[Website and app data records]
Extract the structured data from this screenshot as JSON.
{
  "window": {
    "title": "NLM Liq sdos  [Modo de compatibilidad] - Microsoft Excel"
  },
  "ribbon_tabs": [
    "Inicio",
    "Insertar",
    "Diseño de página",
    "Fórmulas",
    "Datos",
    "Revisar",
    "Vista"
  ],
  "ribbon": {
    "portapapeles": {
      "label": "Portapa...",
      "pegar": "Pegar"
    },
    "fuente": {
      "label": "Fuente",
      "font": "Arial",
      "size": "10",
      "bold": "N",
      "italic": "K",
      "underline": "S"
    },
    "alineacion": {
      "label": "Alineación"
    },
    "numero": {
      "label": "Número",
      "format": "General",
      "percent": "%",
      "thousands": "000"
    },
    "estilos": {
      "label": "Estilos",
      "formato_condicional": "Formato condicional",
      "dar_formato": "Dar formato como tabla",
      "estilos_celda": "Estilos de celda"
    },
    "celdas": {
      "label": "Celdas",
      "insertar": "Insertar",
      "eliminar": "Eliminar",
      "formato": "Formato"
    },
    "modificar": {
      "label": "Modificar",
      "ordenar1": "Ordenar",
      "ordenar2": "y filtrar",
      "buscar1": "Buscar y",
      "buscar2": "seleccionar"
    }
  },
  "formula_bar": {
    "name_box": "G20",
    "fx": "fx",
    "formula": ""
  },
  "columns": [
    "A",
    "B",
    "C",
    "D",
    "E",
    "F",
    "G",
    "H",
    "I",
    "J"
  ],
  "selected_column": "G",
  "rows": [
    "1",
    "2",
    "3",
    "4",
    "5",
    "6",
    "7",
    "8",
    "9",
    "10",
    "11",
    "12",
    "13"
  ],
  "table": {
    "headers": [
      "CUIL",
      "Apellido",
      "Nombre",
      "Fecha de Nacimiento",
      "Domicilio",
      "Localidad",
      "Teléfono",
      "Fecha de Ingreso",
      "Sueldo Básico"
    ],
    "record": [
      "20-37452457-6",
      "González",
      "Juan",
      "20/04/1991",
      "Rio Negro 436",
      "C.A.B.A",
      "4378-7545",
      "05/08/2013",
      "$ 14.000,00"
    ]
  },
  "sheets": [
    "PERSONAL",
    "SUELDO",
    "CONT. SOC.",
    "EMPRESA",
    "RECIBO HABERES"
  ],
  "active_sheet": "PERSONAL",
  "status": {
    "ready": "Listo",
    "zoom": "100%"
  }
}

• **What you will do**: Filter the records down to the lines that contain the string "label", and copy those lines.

• **Exercise answer**:
      "label": "Portapa...",
      "label": "Fuente",
      "label": "Alineación"
      "label": "Número",
      "label": "Estilos",
      "label": "Celdas",
      "label": "Modificar",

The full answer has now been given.